● **Your instructions**: Show, from the entries below, every line in which "welcome" appears.

──────── Extracted information ────────

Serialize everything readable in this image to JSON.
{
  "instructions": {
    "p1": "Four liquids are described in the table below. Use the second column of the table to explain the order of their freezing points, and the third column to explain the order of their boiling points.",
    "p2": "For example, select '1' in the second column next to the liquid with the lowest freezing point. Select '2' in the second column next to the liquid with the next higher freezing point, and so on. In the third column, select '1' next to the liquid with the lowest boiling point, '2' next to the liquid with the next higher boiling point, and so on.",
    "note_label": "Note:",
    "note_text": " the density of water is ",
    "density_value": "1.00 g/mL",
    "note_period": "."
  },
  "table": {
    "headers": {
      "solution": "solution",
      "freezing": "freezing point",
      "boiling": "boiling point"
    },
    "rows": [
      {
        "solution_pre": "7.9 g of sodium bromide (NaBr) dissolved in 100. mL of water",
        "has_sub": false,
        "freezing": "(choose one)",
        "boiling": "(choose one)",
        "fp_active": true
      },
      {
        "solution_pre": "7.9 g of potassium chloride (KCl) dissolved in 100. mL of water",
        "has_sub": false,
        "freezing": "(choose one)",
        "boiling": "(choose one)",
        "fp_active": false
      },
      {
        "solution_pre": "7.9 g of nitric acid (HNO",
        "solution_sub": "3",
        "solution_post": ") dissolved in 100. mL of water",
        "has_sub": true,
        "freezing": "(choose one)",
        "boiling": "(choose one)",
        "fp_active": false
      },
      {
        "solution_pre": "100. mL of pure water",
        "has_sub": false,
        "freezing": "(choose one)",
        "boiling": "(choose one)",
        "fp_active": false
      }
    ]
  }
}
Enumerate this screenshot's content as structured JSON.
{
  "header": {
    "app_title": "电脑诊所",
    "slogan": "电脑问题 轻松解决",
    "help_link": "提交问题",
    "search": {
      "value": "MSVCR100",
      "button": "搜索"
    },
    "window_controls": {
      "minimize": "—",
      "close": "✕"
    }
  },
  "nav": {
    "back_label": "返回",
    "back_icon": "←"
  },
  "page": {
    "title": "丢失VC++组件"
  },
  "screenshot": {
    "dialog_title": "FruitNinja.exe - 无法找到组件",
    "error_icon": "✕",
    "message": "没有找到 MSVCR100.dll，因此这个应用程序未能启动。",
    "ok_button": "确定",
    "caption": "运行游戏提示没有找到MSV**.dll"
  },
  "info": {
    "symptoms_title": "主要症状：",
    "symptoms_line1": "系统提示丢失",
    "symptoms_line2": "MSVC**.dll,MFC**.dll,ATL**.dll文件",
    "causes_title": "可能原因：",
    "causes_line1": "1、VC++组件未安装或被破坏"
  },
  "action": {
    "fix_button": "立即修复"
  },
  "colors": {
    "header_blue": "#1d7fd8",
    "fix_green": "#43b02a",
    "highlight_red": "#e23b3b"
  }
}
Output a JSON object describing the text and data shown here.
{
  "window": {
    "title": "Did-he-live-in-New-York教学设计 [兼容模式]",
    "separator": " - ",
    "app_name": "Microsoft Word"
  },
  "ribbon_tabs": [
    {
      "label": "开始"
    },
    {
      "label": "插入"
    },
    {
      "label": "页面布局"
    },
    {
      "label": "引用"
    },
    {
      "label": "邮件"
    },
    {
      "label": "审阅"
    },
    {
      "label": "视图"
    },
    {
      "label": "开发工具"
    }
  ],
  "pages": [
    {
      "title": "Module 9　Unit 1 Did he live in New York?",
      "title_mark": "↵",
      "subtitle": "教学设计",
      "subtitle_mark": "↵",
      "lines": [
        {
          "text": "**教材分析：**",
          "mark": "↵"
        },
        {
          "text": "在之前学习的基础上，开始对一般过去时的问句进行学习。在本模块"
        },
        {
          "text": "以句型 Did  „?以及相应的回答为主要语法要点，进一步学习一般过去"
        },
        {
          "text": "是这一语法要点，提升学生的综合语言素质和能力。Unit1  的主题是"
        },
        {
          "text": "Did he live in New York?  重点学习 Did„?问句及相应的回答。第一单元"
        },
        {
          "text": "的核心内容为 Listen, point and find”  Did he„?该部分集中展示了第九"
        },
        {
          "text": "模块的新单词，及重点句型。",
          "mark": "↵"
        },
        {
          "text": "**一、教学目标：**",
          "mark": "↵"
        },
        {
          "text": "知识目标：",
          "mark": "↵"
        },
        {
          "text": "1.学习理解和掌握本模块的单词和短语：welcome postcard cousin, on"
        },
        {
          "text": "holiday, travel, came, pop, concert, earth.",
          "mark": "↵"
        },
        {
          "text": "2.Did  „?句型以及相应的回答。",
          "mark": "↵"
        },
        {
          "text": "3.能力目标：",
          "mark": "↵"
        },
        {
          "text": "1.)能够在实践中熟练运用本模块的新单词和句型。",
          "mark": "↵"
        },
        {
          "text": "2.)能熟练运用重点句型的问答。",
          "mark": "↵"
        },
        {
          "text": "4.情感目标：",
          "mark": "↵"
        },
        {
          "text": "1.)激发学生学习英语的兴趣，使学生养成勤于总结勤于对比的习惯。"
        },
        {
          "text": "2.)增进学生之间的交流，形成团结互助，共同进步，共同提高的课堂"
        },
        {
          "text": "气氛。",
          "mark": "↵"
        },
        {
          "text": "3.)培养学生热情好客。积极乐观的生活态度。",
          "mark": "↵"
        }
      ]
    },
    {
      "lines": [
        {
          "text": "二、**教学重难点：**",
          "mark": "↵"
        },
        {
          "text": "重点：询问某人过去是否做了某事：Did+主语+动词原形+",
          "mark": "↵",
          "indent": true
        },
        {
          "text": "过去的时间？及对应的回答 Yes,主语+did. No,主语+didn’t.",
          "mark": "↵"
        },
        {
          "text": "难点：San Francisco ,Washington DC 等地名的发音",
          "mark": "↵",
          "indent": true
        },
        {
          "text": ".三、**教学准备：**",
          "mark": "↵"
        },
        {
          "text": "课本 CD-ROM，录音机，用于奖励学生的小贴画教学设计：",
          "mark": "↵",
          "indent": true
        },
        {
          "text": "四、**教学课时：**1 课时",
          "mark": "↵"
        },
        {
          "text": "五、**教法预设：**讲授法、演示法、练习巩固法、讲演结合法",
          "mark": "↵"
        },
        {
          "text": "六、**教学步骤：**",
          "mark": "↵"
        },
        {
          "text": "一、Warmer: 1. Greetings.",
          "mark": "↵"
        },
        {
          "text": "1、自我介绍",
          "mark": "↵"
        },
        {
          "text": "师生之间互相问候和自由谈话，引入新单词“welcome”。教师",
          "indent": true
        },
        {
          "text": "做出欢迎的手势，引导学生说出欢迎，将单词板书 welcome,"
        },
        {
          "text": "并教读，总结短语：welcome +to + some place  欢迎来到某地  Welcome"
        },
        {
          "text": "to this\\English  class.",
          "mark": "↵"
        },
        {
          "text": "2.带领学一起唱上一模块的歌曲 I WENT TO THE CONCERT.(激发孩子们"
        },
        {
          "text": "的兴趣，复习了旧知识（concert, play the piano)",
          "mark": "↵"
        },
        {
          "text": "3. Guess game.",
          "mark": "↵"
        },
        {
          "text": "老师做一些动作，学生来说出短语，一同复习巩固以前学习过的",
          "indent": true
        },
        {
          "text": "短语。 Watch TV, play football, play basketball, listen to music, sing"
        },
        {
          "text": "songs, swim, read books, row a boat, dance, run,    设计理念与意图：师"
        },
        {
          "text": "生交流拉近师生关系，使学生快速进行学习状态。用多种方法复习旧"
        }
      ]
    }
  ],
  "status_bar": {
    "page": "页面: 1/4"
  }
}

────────

● **Solution**:
          "text": "1.学习理解和掌握本模块的单词和短语：welcome postcard cousin, on"
          "text": "师生之间互相问候和自由谈话，引入新单词“welcome”。教师",
          "text": "做出欢迎的手势，引导学生说出欢迎，将单词板书 welcome,"
          "text": "并教读，总结短语：welcome +to + some place  欢迎来到某地  Welcome"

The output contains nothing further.